“Too many American communities, especially those that are small, rural, or underserved, are suffering from exposure to PFAS and other harmful contaminants in their drinking water,” said EPA Administrator Michael Regan in an EPA press release. “Thanks to President Biden’s leadership, we are investing in America and providing unprecedented resources to strengthen our nation’s water infrastructure while safeguarding people’s health and boosting local economies. These grants build on EPA’s PFAS Strategic Roadmap and will help protect our smallest and most vulnerable communities from these persistent and dangerous chemicals.”

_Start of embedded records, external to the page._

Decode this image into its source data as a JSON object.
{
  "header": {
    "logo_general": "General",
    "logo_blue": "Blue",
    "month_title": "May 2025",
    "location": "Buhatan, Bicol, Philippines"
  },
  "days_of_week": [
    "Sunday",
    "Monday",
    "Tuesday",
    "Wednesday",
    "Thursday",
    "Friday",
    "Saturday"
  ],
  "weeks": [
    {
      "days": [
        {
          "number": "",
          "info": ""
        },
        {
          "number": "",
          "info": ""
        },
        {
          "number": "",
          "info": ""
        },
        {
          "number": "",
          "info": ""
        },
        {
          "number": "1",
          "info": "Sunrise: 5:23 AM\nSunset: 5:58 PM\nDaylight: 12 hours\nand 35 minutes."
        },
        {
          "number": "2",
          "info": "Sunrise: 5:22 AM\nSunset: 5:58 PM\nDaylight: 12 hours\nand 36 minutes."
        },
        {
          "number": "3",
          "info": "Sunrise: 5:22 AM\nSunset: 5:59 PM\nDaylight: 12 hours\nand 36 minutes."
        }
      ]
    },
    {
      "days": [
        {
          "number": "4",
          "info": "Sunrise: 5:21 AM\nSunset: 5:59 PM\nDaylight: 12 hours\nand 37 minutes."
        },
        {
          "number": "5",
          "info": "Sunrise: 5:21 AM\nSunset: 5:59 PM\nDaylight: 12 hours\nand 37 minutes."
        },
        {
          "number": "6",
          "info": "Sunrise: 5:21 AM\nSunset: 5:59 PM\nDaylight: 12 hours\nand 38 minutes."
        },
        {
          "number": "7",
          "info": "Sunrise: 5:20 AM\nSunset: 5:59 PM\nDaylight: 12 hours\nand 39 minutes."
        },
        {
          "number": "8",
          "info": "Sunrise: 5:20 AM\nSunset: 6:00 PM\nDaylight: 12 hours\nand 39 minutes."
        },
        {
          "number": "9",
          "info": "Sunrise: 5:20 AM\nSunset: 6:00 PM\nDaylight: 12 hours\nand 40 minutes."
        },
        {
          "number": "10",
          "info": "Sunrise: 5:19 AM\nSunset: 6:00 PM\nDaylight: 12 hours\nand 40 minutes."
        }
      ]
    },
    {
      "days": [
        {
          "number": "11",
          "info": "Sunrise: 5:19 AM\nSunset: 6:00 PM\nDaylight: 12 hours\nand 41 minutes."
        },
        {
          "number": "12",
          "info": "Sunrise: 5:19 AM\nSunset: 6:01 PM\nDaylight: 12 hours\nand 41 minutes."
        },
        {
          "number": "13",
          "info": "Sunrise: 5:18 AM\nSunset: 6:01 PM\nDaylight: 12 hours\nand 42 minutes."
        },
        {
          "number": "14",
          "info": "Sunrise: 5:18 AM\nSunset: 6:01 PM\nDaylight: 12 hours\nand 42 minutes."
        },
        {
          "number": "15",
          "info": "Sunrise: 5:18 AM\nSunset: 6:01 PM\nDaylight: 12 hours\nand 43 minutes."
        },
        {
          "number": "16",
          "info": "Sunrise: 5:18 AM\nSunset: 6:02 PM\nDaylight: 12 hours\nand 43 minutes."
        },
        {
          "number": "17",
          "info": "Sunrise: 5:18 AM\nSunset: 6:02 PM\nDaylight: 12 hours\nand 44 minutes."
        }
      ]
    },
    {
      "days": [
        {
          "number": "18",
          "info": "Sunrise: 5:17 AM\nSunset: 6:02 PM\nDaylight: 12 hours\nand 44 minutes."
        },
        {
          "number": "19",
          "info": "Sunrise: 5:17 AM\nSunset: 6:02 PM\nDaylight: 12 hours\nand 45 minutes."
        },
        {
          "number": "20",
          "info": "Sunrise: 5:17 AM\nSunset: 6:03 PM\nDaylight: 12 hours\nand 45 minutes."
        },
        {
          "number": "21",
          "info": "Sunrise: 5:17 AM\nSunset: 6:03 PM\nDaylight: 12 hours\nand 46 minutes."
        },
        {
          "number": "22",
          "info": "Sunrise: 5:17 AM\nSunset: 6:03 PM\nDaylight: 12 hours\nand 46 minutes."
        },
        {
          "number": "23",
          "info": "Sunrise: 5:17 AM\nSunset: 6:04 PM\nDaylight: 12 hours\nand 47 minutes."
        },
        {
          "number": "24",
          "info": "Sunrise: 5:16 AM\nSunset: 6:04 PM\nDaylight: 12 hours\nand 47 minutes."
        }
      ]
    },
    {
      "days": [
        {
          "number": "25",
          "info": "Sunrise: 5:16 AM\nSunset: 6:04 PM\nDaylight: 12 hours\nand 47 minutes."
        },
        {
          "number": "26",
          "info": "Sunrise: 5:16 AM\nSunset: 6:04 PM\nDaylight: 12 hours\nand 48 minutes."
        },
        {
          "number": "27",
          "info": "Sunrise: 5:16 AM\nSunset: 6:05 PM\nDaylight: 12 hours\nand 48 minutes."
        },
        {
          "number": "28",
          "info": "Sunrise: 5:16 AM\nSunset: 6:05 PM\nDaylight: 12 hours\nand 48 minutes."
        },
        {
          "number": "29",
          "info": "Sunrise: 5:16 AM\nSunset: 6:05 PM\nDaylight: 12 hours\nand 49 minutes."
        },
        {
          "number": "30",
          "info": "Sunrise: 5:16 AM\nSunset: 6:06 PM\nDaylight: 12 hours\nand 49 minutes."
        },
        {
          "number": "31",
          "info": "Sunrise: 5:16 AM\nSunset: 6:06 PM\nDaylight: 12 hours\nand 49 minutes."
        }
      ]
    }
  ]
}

PFAS, a class of manmade chemicals used in water repellents, coatings, and other consumer and commercial products, are found throughout the environment at locations around the world.

For several years, ADEM has tested PFAS in Alabama and since 2020 the agency has required water systems statewide to test for the presence of PFAS in drinking water. PFAS have been linked in studies to health effects in humans and animals.

“Emerging contaminants such as PFAS have been widely detected in Alabama as well as many other parts of the nation,” LeFleur said. “Investments such as these grants will be critical in small and disadvantaged communities as they work to address these contaminants in their water sources.”

As with grants awarded to water and sewer systems in 2022, ADEM will determine areas of greatest need and allocate funds accordingly. The agency is working to identify where the funding is needed and to allocate which communities will receive awards.

For more information about PFAS in Alabama, visit adem.alabama.gov/programs/water/drinkingwater/pfasupdate.cnt.